Not exactly so. To be precise, the 30-something median male—in the middle of the distribution—makes less after inflation today than did the 30-something male in the 1970s. As some perceptive commentators put it, the typical male today makes less than his father did 30 years ago.
This needed more attention in an otherwise excellent book. In other words, typical men have made no progress compared with typical men a generation ago. This experience violates the true American dream, not the one about how we can all get rich, but the one about how, if we work hard, most of us will do better over time than the previous generation. We can’t all rise higher on the pyramid, but the whole pyramid can rise. In fact, that is what happened in the U.S. since the beginning. That is what made the nation special and its people optimistic. But now it no longer does.
Meanwhile, women’s wages are up, and that’s what has mostly kept family income rising. But there is still an enormous gap between what men and women earn, far more than in some European nations, for example. In Sweden, men and women make about the same. Labor market discrimination? You bet.
At least men haven’t fallen much behind in America, some will answer. Well, high-school-educated males have fallen behind by a lot. College-educated males have seen median wages stagnate for 30-year stretches and longer. Here’s some of my own data, done with the estimable researcher Nikos Papanikolaou.
Median Males: High School
| ||Age 25-34 ||Age 35-44 ||Age 45-54 |
|1979 ||$36,865 ||$42,358 ||$44,102 |
|2005 ||$30,000 ||$37,550 ||$39,000 |
Note below that even typical men with a college education have seen no increase in earnings for 20- and 25-year stretches since 1969.
Median males: College
(Four years / degree)
| ||age 25-34 ||age 35-44 ||age 45-54 |
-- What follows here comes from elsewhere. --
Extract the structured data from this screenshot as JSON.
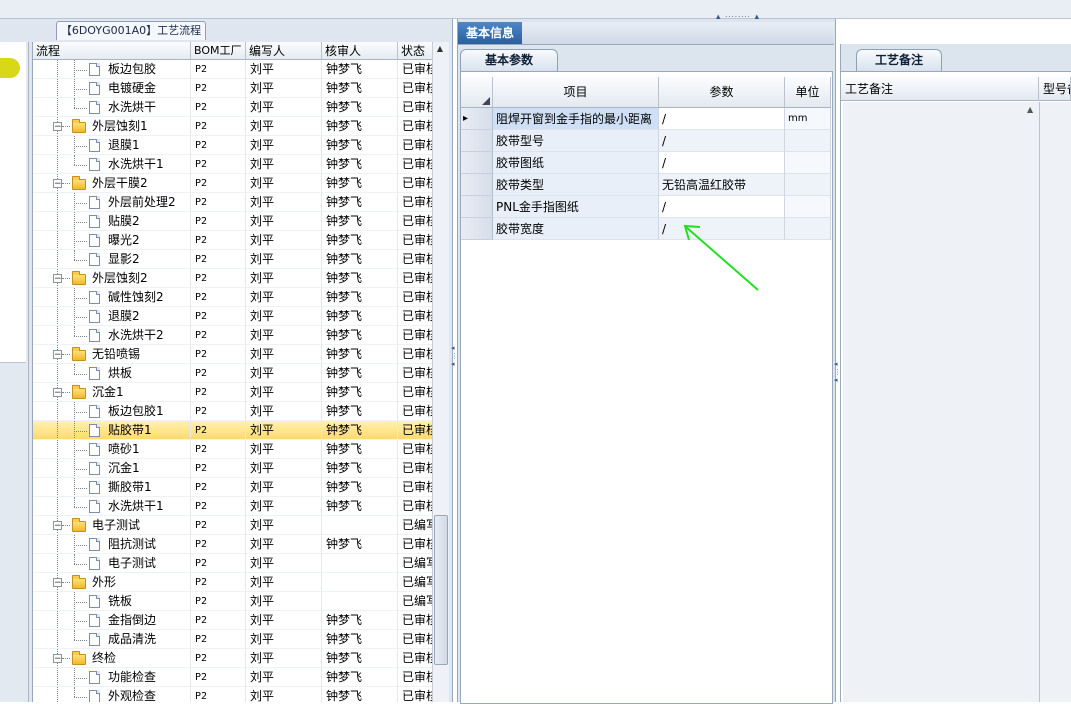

|1969 ||$45,634 ||$54,760 ||$52,479 |
|1979 ||$40,489 ||$54,816 ||$64,783 |
|1989 ||$44,925 ||$54,731 ||$66,105
|2000 ||$45,342 ||$58,945 ||$63,480 |
|2005 ||$47,000 ||$63,000 ||$64,000 |
Data: Jeff Madrick and Nikos Papanikolaou, Schwartz Center for Economic Policy Analysis, The New School.
But more to the point, inflation-adjusted income, even if it rises slightly, does not mean that people are actually keeping up. The costs of education, health care, drugs and public investment have gone up much faster than incomes. So people can buy clothes, food or electronics more easily, but they can’t buy health care, or they have to move into an expensive house to get a good k-12 education for the kids. Or they can’t as easily afford their commuting costs. A subway ride in New York in the 1970s cost 35 cents; now it’s $2. That adds $50 a month to the commuting bill. This is why Barack Obama is right when he talks about bitterness and anger, and why claims that the political attitudes are only about culture shifts is wrong.
Now the experience of the 2000s has brought the message home. Wages haven’t gone up at all in the 2000s, despite record profits and decent productivity growth. Family incomes are down. These are unprecedented in the modern economy.
And all this follows a generation of rising insecurity, uncertainty, unrewarded effort and for many a treadmill of growing despair, cynicism and occasional chaos that this author describes so clearly, even elegantly. Gosselin’s gotten the new American condition better than anyone else I’ve read.
Jeff Madrick is editor of Challenge Magazine and senior fellow at the Schwartz Center for Economic Policy Analysis, The New School. A book of lectures, “The Case for Big Government,” will be out in June, from Princeton. He is also at work on a history of the U.S. economy since 1970, to be published by Alfred A. Knopf.